Hunter Blackburn, who has concerns about aspects of the bill, says good policy builds constructive solutions through process.
“No one likes this hole we are in,” she says. “No one likes this sense of conflict, but the answer will not be someone sitting on their own in a room coming up with an answer.
“Getting the government out of holes is a core civil service skill. It’s about getting people together and then exploring their feelings of anger and vulnerability. It’s about talking it through, not simply telling them they shouldn’t feel that way. It’s also about dispelling people’s misconceptions about each other’s positions. But for this to work it requires a real input of resources.”
In the short term, there has been some effort to shift the debate away from this particular law to the issue of trans healthcare (although, even here, there’s the risk that hormone therapy will be pitted against, say, treatment for ovarian cancer). But, at some point, tough calls will have to be made. Privately, some pro-trans activists accept ground will have to be ceded over women’s refuges and prisons.
Perhaps the most effective solution, in addition to face-to-face conversation, is to give something to everyone; to create a piece of legislation which increases trans and women’s rights at the same time.
“You could say: ‘Yes, we are going to allow people to change gender without a medical diagnosis, but we are also going to protect women’s spaces and create a new misogyny offence’,” one advocate of GRA reform suggests. “Then, at the same time, you could increase the money going to women’s refuges to protect them from local authority cuts and reinforce the importance of the work they do.”
One way or another, it is important for the SNP to lance the toxicity surrounding the GRA as quickly as possible.
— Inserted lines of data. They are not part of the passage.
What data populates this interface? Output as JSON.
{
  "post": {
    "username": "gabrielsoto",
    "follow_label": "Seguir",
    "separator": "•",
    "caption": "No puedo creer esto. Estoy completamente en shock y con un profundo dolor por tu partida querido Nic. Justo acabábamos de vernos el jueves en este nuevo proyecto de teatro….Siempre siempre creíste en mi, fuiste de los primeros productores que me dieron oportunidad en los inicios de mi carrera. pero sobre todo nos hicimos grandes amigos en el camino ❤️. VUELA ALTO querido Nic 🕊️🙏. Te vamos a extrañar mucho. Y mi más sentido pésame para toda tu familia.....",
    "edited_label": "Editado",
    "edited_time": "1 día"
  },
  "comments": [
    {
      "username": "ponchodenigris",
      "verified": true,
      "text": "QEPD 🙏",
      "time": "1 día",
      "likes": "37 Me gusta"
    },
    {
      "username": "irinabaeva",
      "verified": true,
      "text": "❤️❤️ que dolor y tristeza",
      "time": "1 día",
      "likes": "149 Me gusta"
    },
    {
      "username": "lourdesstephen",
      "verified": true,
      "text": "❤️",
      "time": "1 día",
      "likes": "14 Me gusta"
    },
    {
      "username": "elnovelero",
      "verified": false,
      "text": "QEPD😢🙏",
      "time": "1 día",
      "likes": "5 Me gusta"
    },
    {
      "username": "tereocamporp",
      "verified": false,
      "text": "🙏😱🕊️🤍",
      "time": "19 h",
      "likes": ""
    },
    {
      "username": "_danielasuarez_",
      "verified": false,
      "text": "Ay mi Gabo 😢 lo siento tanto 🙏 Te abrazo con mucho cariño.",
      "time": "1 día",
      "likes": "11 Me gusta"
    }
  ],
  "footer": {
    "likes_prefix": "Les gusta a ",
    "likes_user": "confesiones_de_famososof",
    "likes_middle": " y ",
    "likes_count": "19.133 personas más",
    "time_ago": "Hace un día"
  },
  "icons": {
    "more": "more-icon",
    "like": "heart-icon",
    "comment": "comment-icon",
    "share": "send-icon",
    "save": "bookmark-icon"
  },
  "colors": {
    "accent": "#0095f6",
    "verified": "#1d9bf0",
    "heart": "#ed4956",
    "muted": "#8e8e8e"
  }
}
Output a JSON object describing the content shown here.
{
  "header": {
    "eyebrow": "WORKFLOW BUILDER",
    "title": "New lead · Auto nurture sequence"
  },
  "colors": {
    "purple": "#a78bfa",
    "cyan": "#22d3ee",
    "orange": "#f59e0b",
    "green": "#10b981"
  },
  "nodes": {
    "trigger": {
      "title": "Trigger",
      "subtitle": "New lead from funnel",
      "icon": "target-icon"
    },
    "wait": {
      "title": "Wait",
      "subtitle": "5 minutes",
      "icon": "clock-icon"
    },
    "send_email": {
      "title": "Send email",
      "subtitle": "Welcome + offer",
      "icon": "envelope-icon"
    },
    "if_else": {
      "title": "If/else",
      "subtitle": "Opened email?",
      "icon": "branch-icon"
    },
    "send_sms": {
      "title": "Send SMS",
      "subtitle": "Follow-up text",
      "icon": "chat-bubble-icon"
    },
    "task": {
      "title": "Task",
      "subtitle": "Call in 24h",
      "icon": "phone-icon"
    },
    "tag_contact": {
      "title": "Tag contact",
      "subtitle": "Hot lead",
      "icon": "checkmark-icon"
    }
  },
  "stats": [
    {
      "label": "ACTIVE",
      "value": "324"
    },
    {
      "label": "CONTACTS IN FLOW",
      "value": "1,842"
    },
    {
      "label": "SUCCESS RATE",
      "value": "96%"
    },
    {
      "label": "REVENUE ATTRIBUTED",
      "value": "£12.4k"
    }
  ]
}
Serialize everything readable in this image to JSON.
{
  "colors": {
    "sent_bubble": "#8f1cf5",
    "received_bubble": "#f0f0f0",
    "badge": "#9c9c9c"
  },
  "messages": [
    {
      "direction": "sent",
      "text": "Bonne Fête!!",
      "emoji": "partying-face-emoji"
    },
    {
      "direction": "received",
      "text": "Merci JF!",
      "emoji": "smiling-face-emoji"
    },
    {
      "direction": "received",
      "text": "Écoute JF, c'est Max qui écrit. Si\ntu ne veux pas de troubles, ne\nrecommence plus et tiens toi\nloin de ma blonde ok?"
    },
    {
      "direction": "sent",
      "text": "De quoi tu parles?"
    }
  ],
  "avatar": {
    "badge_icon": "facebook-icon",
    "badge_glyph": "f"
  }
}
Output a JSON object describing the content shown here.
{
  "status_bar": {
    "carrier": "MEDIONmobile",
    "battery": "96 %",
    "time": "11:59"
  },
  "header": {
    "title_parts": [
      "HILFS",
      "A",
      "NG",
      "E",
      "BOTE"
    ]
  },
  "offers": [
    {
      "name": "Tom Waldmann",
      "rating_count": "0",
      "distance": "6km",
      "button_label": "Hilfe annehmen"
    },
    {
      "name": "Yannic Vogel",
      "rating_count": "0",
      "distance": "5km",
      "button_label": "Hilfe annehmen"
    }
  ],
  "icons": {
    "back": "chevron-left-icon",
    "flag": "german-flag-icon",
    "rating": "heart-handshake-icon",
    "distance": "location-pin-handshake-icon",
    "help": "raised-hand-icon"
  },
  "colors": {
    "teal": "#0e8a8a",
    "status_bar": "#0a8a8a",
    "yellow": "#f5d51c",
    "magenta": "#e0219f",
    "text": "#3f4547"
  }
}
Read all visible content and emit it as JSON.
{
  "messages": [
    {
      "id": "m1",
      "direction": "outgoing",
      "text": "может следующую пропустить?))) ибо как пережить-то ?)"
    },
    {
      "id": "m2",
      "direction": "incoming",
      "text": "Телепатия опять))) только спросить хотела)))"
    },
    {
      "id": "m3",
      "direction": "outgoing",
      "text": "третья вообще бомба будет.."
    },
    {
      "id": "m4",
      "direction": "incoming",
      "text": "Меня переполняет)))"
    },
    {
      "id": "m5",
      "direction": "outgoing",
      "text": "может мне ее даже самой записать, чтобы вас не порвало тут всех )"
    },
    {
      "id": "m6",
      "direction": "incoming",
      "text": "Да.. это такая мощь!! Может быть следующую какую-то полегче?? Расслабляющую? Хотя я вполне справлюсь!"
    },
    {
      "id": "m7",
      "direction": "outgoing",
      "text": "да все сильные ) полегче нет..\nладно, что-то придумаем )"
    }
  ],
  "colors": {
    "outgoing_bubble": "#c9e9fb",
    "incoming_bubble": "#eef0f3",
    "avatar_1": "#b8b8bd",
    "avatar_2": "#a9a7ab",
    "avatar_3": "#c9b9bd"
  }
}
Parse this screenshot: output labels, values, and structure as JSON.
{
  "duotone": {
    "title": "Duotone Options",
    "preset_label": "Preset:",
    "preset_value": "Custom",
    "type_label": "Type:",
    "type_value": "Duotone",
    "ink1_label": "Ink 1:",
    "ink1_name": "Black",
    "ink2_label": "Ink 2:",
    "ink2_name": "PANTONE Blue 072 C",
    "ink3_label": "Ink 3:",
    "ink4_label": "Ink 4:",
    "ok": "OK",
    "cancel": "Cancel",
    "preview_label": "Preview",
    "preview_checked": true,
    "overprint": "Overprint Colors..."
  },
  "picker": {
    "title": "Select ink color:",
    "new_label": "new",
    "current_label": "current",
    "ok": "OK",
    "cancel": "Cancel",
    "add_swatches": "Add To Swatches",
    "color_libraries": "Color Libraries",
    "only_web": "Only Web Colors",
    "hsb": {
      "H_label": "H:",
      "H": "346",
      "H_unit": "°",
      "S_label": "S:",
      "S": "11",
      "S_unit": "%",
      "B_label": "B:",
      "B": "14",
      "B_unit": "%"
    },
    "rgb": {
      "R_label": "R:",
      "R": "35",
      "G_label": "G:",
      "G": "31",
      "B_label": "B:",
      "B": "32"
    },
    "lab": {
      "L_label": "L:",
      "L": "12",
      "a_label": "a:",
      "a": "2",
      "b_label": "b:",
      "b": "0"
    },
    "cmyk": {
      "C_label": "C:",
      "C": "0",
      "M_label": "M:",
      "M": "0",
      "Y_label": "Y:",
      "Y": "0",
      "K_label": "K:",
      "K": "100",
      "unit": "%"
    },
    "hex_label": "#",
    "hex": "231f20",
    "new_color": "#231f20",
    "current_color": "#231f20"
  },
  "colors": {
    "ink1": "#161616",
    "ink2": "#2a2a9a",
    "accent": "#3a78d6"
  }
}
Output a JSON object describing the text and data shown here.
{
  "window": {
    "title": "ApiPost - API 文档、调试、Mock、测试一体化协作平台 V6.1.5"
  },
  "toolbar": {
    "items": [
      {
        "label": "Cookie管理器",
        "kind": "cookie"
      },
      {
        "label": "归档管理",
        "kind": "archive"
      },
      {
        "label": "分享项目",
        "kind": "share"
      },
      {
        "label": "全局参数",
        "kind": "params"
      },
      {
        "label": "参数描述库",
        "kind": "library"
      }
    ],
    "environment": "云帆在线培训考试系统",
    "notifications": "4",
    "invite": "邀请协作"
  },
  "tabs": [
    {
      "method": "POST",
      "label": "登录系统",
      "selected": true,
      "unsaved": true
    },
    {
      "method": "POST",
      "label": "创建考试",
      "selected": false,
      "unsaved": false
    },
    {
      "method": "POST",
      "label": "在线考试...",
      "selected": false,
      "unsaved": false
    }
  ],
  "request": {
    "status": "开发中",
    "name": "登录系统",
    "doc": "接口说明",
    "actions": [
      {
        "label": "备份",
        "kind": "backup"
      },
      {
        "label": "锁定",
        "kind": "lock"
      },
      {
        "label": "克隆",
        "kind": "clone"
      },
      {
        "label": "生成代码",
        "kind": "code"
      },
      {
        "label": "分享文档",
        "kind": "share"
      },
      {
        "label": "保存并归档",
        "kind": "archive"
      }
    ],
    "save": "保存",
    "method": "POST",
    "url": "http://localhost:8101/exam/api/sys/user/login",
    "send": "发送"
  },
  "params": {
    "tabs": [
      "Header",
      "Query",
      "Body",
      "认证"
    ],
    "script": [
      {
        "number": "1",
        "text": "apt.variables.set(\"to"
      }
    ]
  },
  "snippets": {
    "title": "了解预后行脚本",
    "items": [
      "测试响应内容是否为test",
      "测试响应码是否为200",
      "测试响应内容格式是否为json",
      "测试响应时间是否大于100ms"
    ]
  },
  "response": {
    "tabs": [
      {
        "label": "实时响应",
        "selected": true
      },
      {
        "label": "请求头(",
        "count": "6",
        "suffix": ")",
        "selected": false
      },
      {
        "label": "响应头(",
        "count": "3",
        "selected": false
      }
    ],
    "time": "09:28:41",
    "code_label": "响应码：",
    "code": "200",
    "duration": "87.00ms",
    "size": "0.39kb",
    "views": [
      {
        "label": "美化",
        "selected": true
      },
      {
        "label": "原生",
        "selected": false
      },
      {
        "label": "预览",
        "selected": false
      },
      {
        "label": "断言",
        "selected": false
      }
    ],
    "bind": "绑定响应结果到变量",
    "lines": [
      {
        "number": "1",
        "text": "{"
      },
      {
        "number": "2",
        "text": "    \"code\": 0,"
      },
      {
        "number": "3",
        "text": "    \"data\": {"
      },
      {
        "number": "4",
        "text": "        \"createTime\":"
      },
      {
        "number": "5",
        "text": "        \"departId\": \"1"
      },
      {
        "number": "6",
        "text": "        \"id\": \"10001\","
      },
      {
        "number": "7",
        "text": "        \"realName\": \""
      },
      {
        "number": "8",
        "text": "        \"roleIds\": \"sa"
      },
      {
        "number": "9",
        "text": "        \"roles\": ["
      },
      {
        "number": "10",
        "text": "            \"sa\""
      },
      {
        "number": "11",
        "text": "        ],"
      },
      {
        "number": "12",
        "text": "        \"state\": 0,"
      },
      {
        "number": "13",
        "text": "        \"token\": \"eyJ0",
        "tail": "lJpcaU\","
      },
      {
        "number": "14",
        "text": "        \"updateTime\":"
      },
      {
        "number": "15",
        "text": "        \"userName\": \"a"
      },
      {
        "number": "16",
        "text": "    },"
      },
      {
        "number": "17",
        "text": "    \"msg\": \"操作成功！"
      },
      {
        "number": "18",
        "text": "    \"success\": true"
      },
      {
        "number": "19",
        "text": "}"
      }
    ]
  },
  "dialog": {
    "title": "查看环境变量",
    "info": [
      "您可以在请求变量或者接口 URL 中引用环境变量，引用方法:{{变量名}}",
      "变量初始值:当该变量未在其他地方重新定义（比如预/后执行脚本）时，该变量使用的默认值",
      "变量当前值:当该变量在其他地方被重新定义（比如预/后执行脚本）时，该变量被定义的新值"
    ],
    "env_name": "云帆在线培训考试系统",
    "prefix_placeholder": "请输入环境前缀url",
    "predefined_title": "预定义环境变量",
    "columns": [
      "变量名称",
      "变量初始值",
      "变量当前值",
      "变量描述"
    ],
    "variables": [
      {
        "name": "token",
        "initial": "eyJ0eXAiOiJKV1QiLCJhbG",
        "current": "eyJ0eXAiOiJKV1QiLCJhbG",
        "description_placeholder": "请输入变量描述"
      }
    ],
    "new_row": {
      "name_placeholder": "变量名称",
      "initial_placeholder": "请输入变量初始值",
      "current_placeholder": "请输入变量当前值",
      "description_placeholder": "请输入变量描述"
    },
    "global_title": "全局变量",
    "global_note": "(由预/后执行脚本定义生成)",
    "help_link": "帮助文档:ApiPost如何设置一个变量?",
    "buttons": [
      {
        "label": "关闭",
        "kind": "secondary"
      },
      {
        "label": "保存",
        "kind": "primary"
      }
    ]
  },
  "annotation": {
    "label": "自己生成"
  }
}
No one wants to head into the next referendum campaign with the movement still divided on this faultline of the culture war.